Apple TV+ launches on 1 November 2019 and this marks Apple’s entry into the red-hot streaming service market. With Netflix still at the top of the pile, Apple has an uphill battle ahead of it.

Right now you can only make use of this streaming service on Apple hardware. This seems a little short-sighted and, given that you can use Apple Music on Android, it doesn’t make much sense. If Apple is seeing TV+ as a way to sell hardware, I think they are in for a shock, especially since there is currently no sign of a TV+ for smart TVs. I don’t think people who already own smart TVs are going to fork out for an Apple TV box for the service.

In the end, a streaming service lives or dies by its content. Netflix started out as a fantastic way to watch a back catalog of movies and TV series on-demand. As they became more successful, the rights holders for those movies and shows started to pull out. They wanted to start their own streaming services to get a piece of the pie. However, Netflix used its data analytics and massive war-chest to create pitch-perfect original content. This has completely changed the game and the real money is in creating exclusive original content.

Apple at least seems to understand this and is selling TV+ based on the promise of original content. Only time will tell if the content is any good, but there are nearly 50 titles on the way as I write this. Also at the time of writing, Apple is offering a year of free TV+ to anyone who buys a new piece of Apple hardware. You can also share that subscription with your whole family group. That definitely softens the blow of buying an Apple TV box and it is a bit of an incentive to upgrade your phone. For those of us who aren’t going to buy a new Apple gadget in time to take advantage of the offer, it’s probably better to wait until reviews come in for Apple’s content. It only takes one killer show to get everyone handing over that sweet subscription cash.
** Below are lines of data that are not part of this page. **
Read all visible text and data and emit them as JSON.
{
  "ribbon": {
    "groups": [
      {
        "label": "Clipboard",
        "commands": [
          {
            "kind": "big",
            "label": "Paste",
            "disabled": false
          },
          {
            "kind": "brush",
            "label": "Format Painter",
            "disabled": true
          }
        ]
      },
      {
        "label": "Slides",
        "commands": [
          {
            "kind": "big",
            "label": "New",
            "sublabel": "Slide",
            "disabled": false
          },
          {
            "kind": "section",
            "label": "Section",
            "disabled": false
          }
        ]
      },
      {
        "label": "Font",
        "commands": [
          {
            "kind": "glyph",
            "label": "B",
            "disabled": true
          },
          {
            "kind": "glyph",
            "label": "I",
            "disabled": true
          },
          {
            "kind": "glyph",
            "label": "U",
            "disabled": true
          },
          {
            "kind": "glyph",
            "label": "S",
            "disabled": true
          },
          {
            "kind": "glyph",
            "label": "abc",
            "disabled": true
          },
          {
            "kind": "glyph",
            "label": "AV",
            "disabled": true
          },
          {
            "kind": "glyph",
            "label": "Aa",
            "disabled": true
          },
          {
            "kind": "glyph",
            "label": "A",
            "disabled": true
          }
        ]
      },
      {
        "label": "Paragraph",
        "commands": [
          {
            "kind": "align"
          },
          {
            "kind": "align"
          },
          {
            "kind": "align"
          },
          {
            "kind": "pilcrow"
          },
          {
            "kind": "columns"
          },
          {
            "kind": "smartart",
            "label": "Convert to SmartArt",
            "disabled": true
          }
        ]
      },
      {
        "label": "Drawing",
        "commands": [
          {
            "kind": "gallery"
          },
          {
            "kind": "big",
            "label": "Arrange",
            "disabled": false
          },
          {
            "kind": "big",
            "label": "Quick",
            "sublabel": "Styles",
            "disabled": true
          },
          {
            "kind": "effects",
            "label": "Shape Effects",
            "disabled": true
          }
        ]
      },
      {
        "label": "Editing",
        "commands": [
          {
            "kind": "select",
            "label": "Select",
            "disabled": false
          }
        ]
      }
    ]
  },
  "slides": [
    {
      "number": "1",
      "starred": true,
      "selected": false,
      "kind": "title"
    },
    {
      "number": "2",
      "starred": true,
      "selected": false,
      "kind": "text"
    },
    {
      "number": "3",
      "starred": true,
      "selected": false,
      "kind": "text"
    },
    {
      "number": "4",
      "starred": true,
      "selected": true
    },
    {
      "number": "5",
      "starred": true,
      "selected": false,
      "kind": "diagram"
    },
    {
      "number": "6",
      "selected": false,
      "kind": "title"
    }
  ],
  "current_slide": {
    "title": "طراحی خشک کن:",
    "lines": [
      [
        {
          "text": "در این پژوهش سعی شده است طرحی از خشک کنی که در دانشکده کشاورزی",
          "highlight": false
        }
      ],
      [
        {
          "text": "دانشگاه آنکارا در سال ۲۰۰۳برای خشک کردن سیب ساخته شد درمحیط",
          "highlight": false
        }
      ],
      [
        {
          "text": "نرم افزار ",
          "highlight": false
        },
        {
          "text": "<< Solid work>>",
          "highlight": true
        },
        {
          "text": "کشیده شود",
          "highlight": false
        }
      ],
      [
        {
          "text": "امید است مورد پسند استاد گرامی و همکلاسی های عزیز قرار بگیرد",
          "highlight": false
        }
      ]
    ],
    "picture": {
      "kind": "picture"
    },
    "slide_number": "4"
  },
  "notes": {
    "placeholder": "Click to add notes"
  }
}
I doubt Apple TV+ is worth subscribing to long-term at first, but Apple has the sort of cash reserves to execute loss-leading strategies for years. Apple TV+ isn’t just an experiment. It’s a sign of the company’s future plans, as a total platform provider. We can all afford to wait – after all, it’s not like we’ve run out of things to watch on Netflix. In the great streaming wars, it seems the consumer almost always wins.

All You Can Eat

With Apple now offering music, games, and TV services for a pretty reasonable price, it’s hard to feel anything but good as an Apple hardware user. However, it would be better if we could get bundle deals the way that Google has done for its Youtube services. Still, add all the subscription prices together and you get a massive amount of content for very little money. A fixed, easy-to-budget amount. You can still buy content to keep forever, but how long will that model last? Why buy a song, when you can have access to all music for a year at the cost of one traditional album.

The biggest problem is fragmentation, where you have to subscribe to multiple streaming services to get access to everything you want. On the gaming front that’s no issue, but Apple Music consistently lacked artists that I wanted to listen to, which will, of course, change. Video streaming is a big pain. It’s unlikely that Apple TV+ will replace your other services soon, so unless Apple goes ahead and bundles it with the other services, it’s hard to recommend at this time.

However, thanks to these three services, it’s possible to go all Apple, all the time if you really want to. Diversity is the spice of life, but it sure is nice to have options!